Author: Alejandro ArteagaaAffiliation: Biodiversity Field Lab, Khamai Foundation, Quito, Ecuador.

Photographer: Amanda QuezadaaAffiliation: Tropical Herping (TH), Quito, Ecuador.,bAffiliation: Laboratorio de Herpetología, Universidad del Azuay, Cuenca, Ecuador.

How to cite? Arteaga A (2020) Buenaventura Anadia (Anadia buenaventura). In: Arteaga A, Bustamante L, Vieira J, Guayasamin JM (Eds) Reptiles of Ecuador: Life in the middle of the world. Available from: DOI: 10.47051/MSZR5664

Literature cited:

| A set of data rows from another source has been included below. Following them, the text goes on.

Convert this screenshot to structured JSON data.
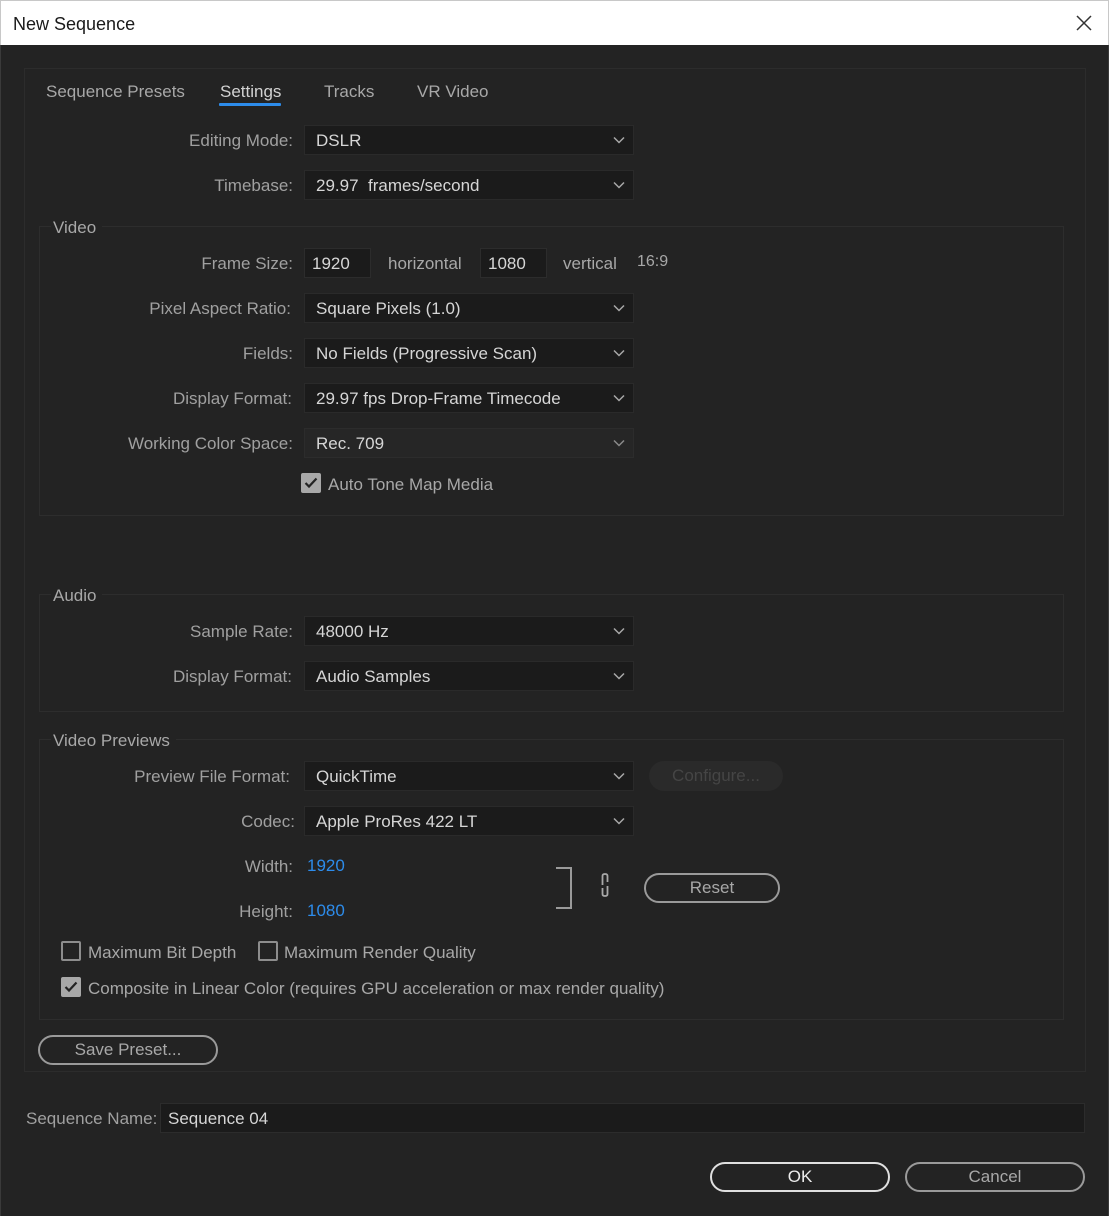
{
  "window": {
    "title": "New Sequence"
  },
  "tabs": [
    {
      "label": "Sequence Presets"
    },
    {
      "label": "Settings"
    },
    {
      "label": "Tracks"
    },
    {
      "label": "VR Video"
    }
  ],
  "general": {
    "editing_mode_label": "Editing Mode:",
    "editing_mode_value": "DSLR",
    "timebase_label": "Timebase:",
    "timebase_value": "29.97  frames/second"
  },
  "video": {
    "group_title": "Video",
    "frame_size_label": "Frame Size:",
    "frame_width": "1920",
    "horizontal_label": "horizontal",
    "frame_height": "1080",
    "vertical_label": "vertical",
    "aspect": "16:9",
    "pixel_aspect_label": "Pixel Aspect Ratio:",
    "pixel_aspect_value": "Square Pixels (1.0)",
    "fields_label": "Fields:",
    "fields_value": "No Fields (Progressive Scan)",
    "display_format_label": "Display Format:",
    "display_format_value": "29.97 fps Drop-Frame Timecode",
    "color_space_label": "Working Color Space:",
    "color_space_value": "Rec. 709",
    "auto_tone_map_label": "Auto Tone Map Media",
    "auto_tone_map_checked": true
  },
  "audio": {
    "group_title": "Audio",
    "sample_rate_label": "Sample Rate:",
    "sample_rate_value": "48000 Hz",
    "display_format_label": "Display Format:",
    "display_format_value": "Audio Samples"
  },
  "previews": {
    "group_title": "Video Previews",
    "file_format_label": "Preview File Format:",
    "file_format_value": "QuickTime",
    "configure_label": "Configure...",
    "codec_label": "Codec:",
    "codec_value": "Apple ProRes 422 LT",
    "width_label": "Width:",
    "width_value": "1920",
    "height_label": "Height:",
    "height_value": "1080",
    "reset_label": "Reset",
    "max_bit_depth_label": "Maximum Bit Depth",
    "max_render_quality_label": "Maximum Render Quality",
    "composite_linear_label": "Composite in Linear Color (requires GPU acceleration or max render quality)"
  },
  "footer": {
    "save_preset_label": "Save Preset...",
    "sequence_name_label": "Sequence Name:",
    "sequence_name_value": "Sequence 04",
    "ok_label": "OK",
    "cancel_label": "Cancel"
  },
  "colors": {
    "background": "#232323",
    "accent": "#2d8ceb",
    "field": "#1b1b1b"
  }
}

  1. Betancourt R, Reyes-Puig C, Lobos SE, Yánez- Muñoz MH, Torres-Carvajal O (2018) Sistemática de los saurios Anadia Gray, 1845 (Squamata: Gymnophthalmidae) de Ecuador: límite de especies, distribución geográfica y descripción de una especie nueva. Neotropical Biodiversity 4: 82–101. DOI: 10.1080/23766808.2018.1487694
  2. Field notes, Reptiles of Ecuador book project.
  3. Garzón-Santomaro C, Cabrera L, Ramírez-Jaramillo SM (2020) Ecological interactions between Ochraceous Attila and Buenaventura lizard: recording of new food habits in the south of the Ecuador. Huitzil, Revista Mexicana de Ornitología 21: e-605. DOI: 10.28947/hrmo.2020.21.2.447
  4. IUCN (2001) IUCN Red List categories and criteria: Version 3.1. IUCN Species Survival Commission, Gland and Cambridge, 30 pp.
  5. MAE (2012) Línea base de deforestación del Ecuador continental. Ministerio del Ambiente del Ecuador, Quito, 30 pp.
  6. Gray JE (1831) Description of a new genus of ophisaurean animal, discovered by the late James Hunter in New Holland. Treuttel, Würtz & Co., London, 40 pp.
  7. Gray JE (1831) A synopsis of the species of the class Reptilia. In: Griffith E, Pidgeon E (Eds) The animal kingdom arranged in conformity with its organization. Whittaker, Treacher, & Co., London, 1–110.
  8. Gray JE (1838) Catalogue of the slender-tongued saurians, with descriptions of many new genera and species. Annals and Magazine of Natural History 1: 274–283.
  9. Gray JE (1845) Catalogue of the specimens of lizards in the collection of the British Museum. Trustees of the British Museum, London, 289 pp.